I don't know many other aspies but I am one, and my friends, both boy and girl, often say I'm good at complimenting girls. Boys often ask me for advice too 8) . It probably stems from my family being mostly female. But anyway:

1. Focus on non sexual things. Trust me, it makes misunderstandings less likely.

2. Focus on what is pretty about her. You know: smile, hair, eyes, new clothes, voice etc. I haven't found a girl who isn't attractive in some way.

3. If she is so pretty that you can't decide what to compliment on. Or you find being specific too embarrassing. Just be general, E.G You look pretty today. It's simple, It's probably overused, but It always works for me.

4. Say it naturally, trust me, I often observe my fellow men trying out their 'pickup lines' with that special 'pickup line' voice. It sounds wrong and it doesn't work.

5. Just say it, if it's embarrassing find a friend who happens to be female, explain the situation and ask to practice. The more confident you sound, the better it will work. A trick I use is allow my aspieness to take over, and say it frankly, while ignoring social cues . As long as you know her reasonably well it should work.

Finally, I'm not a flirt, I don't pick up girls, I just like seeing girls smile. My advice may only work for me. Maybe I'm just good looking. But as far as I know, my ways make girls smile, and as far as I know girls like boys who make them smile. So try them. :wink:
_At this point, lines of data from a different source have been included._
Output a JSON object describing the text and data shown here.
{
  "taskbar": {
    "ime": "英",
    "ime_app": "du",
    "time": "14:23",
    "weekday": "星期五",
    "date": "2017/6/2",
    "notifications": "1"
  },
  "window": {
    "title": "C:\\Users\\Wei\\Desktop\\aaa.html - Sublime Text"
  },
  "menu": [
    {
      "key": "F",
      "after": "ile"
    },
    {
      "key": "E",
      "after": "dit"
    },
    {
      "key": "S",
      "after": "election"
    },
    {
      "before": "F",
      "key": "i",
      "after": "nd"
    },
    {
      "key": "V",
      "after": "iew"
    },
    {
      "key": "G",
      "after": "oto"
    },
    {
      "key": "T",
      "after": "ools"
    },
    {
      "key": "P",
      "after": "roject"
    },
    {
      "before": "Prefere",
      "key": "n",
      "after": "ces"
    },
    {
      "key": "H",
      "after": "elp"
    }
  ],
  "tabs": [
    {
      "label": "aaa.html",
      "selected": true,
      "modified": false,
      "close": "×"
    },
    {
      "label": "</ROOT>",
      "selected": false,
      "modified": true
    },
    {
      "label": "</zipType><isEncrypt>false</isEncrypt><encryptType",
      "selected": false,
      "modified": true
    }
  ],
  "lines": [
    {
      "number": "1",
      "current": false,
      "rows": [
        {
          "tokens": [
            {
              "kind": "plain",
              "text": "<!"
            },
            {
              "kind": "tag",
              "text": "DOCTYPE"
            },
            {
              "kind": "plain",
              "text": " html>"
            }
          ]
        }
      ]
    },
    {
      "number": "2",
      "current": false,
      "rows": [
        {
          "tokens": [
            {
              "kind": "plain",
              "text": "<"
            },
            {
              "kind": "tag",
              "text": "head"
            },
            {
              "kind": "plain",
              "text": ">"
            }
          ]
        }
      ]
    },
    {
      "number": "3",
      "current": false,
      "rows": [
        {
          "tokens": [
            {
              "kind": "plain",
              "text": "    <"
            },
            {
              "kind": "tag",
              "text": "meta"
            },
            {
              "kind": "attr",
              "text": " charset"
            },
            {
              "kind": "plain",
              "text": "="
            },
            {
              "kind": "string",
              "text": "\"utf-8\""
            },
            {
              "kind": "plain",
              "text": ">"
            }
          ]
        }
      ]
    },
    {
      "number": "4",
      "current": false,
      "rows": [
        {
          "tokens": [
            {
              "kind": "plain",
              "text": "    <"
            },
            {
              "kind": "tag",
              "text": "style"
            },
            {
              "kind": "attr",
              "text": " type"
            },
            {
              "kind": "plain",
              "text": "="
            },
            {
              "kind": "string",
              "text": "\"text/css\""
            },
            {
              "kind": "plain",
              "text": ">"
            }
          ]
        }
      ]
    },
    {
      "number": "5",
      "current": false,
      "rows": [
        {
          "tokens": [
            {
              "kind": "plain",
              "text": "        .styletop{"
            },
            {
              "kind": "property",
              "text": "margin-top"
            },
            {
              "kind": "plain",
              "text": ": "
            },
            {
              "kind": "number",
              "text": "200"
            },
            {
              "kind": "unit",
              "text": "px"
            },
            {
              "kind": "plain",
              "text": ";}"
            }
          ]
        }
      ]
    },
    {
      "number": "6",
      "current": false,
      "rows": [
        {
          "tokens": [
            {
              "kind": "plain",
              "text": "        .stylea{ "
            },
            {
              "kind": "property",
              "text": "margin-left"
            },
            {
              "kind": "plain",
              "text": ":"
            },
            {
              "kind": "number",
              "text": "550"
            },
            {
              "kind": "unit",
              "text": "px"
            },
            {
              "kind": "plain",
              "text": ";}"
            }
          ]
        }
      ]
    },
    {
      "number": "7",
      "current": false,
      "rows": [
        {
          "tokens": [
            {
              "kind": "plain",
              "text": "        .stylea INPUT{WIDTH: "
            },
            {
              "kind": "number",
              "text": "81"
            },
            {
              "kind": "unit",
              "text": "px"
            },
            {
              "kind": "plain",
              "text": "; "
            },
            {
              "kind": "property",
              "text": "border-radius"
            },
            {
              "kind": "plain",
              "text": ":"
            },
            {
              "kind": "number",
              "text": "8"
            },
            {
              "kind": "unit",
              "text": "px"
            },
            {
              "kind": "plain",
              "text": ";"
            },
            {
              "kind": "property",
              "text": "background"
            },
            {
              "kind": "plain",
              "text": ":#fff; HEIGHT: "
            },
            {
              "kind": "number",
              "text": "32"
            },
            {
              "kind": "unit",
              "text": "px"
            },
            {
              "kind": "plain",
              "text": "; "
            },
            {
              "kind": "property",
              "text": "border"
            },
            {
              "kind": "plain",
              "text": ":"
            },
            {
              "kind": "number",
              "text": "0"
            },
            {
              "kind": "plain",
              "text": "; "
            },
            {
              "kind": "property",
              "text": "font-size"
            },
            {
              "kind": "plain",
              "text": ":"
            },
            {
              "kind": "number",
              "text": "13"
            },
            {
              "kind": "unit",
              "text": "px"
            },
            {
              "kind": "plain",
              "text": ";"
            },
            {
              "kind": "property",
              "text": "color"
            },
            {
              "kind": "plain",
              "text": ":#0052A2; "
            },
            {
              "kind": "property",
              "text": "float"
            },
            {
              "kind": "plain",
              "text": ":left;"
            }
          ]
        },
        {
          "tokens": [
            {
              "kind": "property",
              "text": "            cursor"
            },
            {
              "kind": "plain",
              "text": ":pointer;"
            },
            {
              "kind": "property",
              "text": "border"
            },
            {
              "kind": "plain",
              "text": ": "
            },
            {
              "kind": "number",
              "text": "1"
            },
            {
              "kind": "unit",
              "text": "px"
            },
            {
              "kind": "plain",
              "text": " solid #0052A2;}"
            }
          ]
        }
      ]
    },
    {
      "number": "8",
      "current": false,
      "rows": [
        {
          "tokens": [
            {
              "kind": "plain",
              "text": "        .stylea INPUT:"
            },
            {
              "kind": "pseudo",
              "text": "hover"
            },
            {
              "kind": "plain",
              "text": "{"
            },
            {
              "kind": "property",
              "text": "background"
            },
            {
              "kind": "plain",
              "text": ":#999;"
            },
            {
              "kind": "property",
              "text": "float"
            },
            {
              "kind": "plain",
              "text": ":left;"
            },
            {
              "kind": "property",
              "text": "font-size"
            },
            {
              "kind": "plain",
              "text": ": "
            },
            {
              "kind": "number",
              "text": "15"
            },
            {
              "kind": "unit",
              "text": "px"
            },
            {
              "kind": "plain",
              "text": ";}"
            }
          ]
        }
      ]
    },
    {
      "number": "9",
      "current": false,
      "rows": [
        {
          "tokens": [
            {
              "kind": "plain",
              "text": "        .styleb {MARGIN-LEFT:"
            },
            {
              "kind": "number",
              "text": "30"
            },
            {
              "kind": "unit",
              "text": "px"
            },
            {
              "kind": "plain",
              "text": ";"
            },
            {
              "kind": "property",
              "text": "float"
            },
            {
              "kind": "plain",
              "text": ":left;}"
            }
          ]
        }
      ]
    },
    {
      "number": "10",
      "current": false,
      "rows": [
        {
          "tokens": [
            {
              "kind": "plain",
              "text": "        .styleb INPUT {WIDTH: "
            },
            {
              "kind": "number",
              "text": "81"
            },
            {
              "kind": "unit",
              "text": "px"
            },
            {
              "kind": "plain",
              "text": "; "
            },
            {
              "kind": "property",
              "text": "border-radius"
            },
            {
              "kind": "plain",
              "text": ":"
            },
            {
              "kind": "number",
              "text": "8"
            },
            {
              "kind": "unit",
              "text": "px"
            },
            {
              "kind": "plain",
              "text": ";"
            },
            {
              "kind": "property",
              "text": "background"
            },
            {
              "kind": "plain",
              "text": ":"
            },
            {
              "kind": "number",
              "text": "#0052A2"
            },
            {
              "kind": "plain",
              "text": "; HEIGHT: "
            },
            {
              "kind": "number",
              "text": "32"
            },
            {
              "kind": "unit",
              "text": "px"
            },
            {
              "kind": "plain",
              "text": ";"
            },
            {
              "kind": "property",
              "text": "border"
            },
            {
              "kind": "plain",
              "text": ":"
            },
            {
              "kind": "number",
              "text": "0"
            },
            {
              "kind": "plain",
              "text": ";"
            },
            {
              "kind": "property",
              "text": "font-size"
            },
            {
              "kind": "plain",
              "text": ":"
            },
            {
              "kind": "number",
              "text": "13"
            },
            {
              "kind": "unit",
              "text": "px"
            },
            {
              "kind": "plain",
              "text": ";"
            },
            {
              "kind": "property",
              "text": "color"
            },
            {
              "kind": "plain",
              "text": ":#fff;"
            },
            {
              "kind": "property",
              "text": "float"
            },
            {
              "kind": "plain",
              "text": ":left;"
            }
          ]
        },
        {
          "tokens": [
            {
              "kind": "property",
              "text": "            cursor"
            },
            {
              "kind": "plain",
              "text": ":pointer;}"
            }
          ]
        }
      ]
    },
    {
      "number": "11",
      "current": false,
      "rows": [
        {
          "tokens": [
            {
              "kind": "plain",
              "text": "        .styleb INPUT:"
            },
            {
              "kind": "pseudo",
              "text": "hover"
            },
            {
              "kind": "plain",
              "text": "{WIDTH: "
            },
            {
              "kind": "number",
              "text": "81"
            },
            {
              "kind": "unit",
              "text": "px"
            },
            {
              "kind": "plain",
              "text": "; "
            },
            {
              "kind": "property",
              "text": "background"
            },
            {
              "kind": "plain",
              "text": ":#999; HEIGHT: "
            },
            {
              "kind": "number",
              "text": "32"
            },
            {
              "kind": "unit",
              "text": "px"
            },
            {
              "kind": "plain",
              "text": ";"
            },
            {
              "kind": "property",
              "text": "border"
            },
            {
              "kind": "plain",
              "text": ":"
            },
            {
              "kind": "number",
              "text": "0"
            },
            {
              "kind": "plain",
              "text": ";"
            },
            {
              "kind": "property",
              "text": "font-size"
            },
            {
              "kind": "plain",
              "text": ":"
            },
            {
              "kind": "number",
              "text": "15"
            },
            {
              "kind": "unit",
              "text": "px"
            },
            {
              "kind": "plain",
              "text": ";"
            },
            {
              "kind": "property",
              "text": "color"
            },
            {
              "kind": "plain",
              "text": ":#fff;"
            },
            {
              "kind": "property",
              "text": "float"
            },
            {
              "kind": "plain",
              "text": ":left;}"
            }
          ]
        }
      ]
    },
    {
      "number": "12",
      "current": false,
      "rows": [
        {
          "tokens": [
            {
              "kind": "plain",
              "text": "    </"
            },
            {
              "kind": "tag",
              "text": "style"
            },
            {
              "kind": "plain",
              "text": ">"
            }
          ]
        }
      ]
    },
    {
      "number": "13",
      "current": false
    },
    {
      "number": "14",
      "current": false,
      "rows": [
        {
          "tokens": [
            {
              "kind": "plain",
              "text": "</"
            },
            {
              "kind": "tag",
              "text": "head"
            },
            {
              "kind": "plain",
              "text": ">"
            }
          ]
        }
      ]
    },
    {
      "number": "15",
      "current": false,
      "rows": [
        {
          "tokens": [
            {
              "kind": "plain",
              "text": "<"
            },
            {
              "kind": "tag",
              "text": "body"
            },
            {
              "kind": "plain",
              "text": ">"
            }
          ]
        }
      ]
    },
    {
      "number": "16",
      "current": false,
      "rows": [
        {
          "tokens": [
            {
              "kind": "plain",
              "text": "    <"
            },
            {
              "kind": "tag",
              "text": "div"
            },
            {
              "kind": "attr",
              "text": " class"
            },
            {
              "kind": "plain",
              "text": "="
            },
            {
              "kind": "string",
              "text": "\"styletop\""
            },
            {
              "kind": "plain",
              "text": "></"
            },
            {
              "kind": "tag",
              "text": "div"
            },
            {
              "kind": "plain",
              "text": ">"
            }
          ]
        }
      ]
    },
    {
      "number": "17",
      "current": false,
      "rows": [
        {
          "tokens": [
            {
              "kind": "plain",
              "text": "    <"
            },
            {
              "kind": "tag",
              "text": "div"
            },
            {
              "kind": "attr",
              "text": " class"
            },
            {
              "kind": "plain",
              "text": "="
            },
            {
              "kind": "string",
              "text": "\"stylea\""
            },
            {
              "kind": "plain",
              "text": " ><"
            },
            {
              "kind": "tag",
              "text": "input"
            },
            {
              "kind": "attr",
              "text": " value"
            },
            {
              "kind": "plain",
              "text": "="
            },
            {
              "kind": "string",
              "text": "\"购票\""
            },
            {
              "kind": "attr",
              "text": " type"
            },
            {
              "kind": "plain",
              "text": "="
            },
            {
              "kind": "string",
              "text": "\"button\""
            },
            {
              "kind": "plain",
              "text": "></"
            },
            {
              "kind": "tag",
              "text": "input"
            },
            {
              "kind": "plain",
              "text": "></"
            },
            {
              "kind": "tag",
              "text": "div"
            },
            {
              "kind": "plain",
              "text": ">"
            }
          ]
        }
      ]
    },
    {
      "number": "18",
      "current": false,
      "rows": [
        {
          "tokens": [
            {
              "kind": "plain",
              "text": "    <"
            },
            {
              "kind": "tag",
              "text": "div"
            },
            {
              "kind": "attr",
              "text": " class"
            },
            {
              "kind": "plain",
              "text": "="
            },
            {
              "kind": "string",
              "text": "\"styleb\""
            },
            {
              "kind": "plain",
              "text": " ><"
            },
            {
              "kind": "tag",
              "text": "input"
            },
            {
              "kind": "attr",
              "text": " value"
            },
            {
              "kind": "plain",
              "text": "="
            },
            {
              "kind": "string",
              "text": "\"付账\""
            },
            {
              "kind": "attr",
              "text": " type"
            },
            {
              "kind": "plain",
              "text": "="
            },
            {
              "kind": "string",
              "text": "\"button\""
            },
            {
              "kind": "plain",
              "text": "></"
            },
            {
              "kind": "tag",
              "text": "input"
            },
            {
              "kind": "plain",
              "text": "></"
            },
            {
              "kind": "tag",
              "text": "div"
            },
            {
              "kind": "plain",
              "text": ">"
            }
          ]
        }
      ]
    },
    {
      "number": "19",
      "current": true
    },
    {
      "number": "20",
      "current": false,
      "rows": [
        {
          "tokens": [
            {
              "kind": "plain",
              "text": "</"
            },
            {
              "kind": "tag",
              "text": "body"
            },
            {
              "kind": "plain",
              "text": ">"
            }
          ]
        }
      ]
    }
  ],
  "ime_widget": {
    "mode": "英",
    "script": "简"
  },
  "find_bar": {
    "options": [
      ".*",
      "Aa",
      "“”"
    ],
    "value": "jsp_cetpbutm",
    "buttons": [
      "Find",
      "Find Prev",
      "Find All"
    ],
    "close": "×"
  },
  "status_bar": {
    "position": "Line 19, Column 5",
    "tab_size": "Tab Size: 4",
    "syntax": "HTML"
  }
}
P.S If anyone disagrees with my advice, do tell. I love suggestions, and I love to learn new ways to compliment girls, as I said, I love making girls smile. It's my thing.